Set down the entries below exactly as written.

*** Raw data ***

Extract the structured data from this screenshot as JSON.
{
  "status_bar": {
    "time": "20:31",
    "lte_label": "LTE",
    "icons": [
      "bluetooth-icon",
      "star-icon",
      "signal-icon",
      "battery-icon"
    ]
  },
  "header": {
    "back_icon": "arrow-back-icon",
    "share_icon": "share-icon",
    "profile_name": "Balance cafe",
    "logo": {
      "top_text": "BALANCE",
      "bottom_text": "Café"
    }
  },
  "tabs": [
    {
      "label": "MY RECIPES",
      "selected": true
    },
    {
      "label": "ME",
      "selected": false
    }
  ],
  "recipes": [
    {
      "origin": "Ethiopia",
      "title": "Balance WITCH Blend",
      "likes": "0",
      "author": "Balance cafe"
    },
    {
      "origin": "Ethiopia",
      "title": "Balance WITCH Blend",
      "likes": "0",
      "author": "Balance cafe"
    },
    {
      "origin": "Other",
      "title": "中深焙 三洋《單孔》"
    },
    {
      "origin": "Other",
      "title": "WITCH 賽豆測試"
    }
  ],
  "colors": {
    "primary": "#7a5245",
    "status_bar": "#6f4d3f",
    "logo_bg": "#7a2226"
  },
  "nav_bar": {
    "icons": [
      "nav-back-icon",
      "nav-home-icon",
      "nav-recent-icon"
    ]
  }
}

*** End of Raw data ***

→ **Answer for this exercise**
Extract the structured data from this screenshot as JSON.
{
  "status_bar": {
    "time": "20:31",
    "lte_label": "LTE",
    "icons": [
      "bluetooth-icon",
      "star-icon",
      "signal-icon",
      "battery-icon"
    ]
  },
  "header": {
    "back_icon": "arrow-back-icon",
    "share_icon": "share-icon",
    "profile_name": "Balance cafe",
    "logo": {
      "top_text": "BALANCE",
      "bottom_text": "Café"
    }
  },
  "tabs": [
    {
      "label": "MY RECIPES",
      "selected": true
    },
    {
      "label": "ME",
      "selected": false
    }
  ],
  "recipes": [
    {
      "origin": "Ethiopia",
      "title": "Balance WITCH Blend",
      "likes": "0",
      "author": "Balance cafe"
    },
    {
      "origin": "Ethiopia",
      "title": "Balance WITCH Blend",
      "likes": "0",
      "author": "Balance cafe"
    },
    {
      "origin": "Other",
      "title": "中深焙 三洋《單孔》"
    },
    {
      "origin": "Other",
      "title": "WITCH 賽豆測試"
    }
  ],
  "colors": {
    "primary": "#7a5245",
    "status_bar": "#6f4d3f",
    "logo_bg": "#7a2226"
  },
  "nav_bar": {
    "icons": [
      "nav-back-icon",
      "nav-home-icon",
      "nav-recent-icon"
    ]
  }
}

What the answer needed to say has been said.